Tickets are $35 and can be purchased with cash or check at Old Harbor Books located at 201 Lincoln Street. Boarding will begin at 12:45 pm at the Crescent Harbor Loading Dock. Hot beverages are complimentary and binoculars are available to use. You are welcome to bring your own snacks.
These cruises are heavily discounted due to a generous non-profit rate donated by Allen Marine. There are no additional discounts for babies, children or seniors.
Friends of Alaska National Wildlife Refuges will celebrate the reopening of the St. Lazaria live sea bird cam 7 p.m., Thursday, July 12, at Harrigan Centennial Hall. Refuge Manager Steve Delehanty and biologist Leslie Slater will speak about St. Lazaria and provide an update of the ongoing research of the more than 500,000 nesting seabirds. For further information, contact Krisanne Rice at 747-4932
The Sitka Conservation Society field crews are doing remote field work throughout the Tongass this summer. Our field work this summer includes salmon-habitat restoration work at Sitkoh River and Sitkoh Lake, ecosystem conservation and connectivity work in Hoonah Sound, invasive plant removal in Wilderness Areas, helping teach a visiting University course on Alaska’s Forests, Fisheries and Wilderness, and much more. On some of the trips, there are opportunities to jump on some of our flights or transport to get out to remote locations. We hope that SCS members can take advantage of these opportunities and get out to know and experience our Tongass backyard!

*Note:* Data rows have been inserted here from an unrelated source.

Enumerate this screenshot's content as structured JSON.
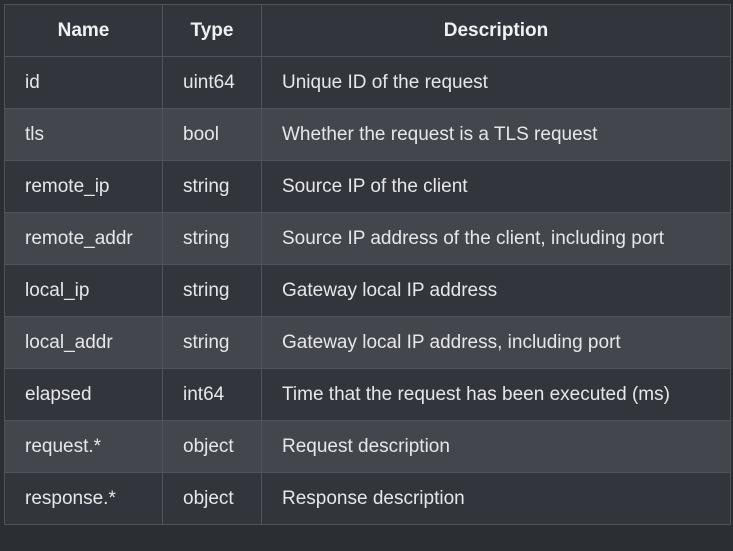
{
  "table": {
    "headers": {
      "name": "Name",
      "type": "Type",
      "description": "Description"
    },
    "rows": [
      {
        "name": "id",
        "type": "uint64",
        "description": "Unique ID of the request"
      },
      {
        "name": "tls",
        "type": "bool",
        "description": "Whether the request is a TLS request"
      },
      {
        "name": "remote_ip",
        "type": "string",
        "description": "Source IP of the client"
      },
      {
        "name": "remote_addr",
        "type": "string",
        "description": "Source IP address of the client, including port"
      },
      {
        "name": "local_ip",
        "type": "string",
        "description": "Gateway local IP address"
      },
      {
        "name": "local_addr",
        "type": "string",
        "description": "Gateway local IP address, including port"
      },
      {
        "name": "elapsed",
        "type": "int64",
        "description": "Time that the request has been executed (ms)"
      },
      {
        "name": "request.*",
        "type": "object",
        "description": "Request description"
      },
      {
        "name": "response.*",
        "type": "object",
        "description": "Response description"
      }
    ]
  }
}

1) Kayak Drop Off at False Island in Peril Straits, July 13th, $150: Have you ever wanted to paddle the coast of the infamous Deadman’s Reach, watch for bubble-net feeding whales off Povorotni Island, walk through the majestic stands of Sitka Spruce in Ushk Bay, and ride the tidal currents through Segius Narrows? Next weekend could be your chance to do it!!! SCS is taking an Allen Marine transport boat that will be picking up a University Class at False Island on July 13th at 9am. We have room for a total of 9 kayaks and camping gear (can be double Kayaks). Reserve your spot on this transport and Kayak drop-off for $150 by contacting email@example.com or 747-7509 (fee helps pay for transport to the site. You are responsible for your own expedition, gear, etc. We will drop you off at the False Island dock)
2) Peril Strait Boat Cruise Ride-Along, July 13th, $45: The trip from Sitka North through Peril Straits is a maze of twisting waterways, islands, mountains, treacherous tidal currents, and beautiful bays and coves. Ride along with SCS on an Allen Marine Boat for a pick-up at False Island. The boat will leave at 9am and will return at approximately 1pm. Bring your charts and see if you can follow-along with the route through the passage that separates Baranof and Chichagof Islands! There are only 2 spots available on this trip so if you are interested in this opportunity to travel through Peril Straits, get your tickets now at SCS Offices.
3) Float Plane Drop-off at Goulding Harbor in the West Chichagof Wilderness Area July 30th or 31st ($150/person): Goulding Harbor is one of the most spectacular nooks in the West Chichagof Wilderness Areas. Its unique shoreline is dimpled and littered with islets and coves and the long sloping beaches make for great brown bear habitat. Two trail-heads depart from Goulding Harbor. One leads to White Sulfur Springs and the other follows an old mining rail-road to the Goulding Lakes. It is an amazing place for a wild and remote Wilderness Adventure. SCS has scheduled a float plane pick-up at Goulding Harbor for a crew that will be coming in from a Wilderness expedition. If you would like to take advantage of a float-plane drop off to explore the Goulding Harbor Area, this is your chance. Contact firstname.lastname@example.org (747-7509) for more information (This is a drop-off only. Participants are responsible for their own travel plans and arrangements after drop-off).
Keep watching for more opportunities to get out and explore the Tongass. SCS already has boat cruises scheduled and there may be more opportunities to piggy-back for travel to remote Wilderness Areas!